- Task brief:
Please return the whole listing, character for character.

- Task material:
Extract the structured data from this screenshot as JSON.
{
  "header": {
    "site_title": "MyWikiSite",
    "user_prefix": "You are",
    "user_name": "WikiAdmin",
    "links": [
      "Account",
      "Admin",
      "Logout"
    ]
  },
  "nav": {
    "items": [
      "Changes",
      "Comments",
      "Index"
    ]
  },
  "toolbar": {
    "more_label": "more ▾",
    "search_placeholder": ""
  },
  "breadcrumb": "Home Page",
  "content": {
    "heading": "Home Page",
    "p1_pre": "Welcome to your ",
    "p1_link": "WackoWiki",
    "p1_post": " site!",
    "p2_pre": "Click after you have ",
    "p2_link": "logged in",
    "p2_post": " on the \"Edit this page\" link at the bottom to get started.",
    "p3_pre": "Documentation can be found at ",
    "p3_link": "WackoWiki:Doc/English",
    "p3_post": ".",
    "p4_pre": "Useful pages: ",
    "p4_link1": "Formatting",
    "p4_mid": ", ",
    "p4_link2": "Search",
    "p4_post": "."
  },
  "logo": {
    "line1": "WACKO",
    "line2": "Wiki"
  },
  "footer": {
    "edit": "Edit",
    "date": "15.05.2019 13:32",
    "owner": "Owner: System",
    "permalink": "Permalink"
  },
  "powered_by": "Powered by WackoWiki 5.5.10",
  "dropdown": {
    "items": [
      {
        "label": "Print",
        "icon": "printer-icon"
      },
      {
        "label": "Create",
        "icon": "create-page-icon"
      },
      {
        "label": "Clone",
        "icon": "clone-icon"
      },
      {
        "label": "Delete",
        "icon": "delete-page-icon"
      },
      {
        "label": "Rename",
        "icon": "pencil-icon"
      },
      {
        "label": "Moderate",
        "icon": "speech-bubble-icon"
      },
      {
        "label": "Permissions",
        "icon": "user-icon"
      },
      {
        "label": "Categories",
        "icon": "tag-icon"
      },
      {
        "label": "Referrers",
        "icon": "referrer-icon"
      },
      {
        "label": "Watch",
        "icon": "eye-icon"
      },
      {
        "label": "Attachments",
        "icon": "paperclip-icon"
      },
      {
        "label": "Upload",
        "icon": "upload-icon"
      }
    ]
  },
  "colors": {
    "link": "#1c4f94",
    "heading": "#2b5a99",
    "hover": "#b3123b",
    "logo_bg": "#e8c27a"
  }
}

- Written response:
Extract the structured data from this screenshot as JSON.
{
  "header": {
    "site_title": "MyWikiSite",
    "user_prefix": "You are",
    "user_name": "WikiAdmin",
    "links": [
      "Account",
      "Admin",
      "Logout"
    ]
  },
  "nav": {
    "items": [
      "Changes",
      "Comments",
      "Index"
    ]
  },
  "toolbar": {
    "more_label": "more ▾",
    "search_placeholder": ""
  },
  "breadcrumb": "Home Page",
  "content": {
    "heading": "Home Page",
    "p1_pre": "Welcome to your ",
    "p1_link": "WackoWiki",
    "p1_post": " site!",
    "p2_pre": "Click after you have ",
    "p2_link": "logged in",
    "p2_post": " on the \"Edit this page\" link at the bottom to get started.",
    "p3_pre": "Documentation can be found at ",
    "p3_link": "WackoWiki:Doc/English",
    "p3_post": ".",
    "p4_pre": "Useful pages: ",
    "p4_link1": "Formatting",
    "p4_mid": ", ",
    "p4_link2": "Search",
    "p4_post": "."
  },
  "logo": {
    "line1": "WACKO",
    "line2": "Wiki"
  },
  "footer": {
    "edit": "Edit",
    "date": "15.05.2019 13:32",
    "owner": "Owner: System",
    "permalink": "Permalink"
  },
  "powered_by": "Powered by WackoWiki 5.5.10",
  "dropdown": {
    "items": [
      {
        "label": "Print",
        "icon": "printer-icon"
      },
      {
        "label": "Create",
        "icon": "create-page-icon"
      },
      {
        "label": "Clone",
        "icon": "clone-icon"
      },
      {
        "label": "Delete",
        "icon": "delete-page-icon"
      },
      {
        "label": "Rename",
        "icon": "pencil-icon"
      },
      {
        "label": "Moderate",
        "icon": "speech-bubble-icon"
      },
      {
        "label": "Permissions",
        "icon": "user-icon"
      },
      {
        "label": "Categories",
        "icon": "tag-icon"
      },
      {
        "label": "Referrers",
        "icon": "referrer-icon"
      },
      {
        "label": "Watch",
        "icon": "eye-icon"
      },
      {
        "label": "Attachments",
        "icon": "paperclip-icon"
      },
      {
        "label": "Upload",
        "icon": "upload-icon"
      }
    ]
  },
  "colors": {
    "link": "#1c4f94",
    "heading": "#2b5a99",
    "hover": "#b3123b",
    "logo_bg": "#e8c27a"
  }
}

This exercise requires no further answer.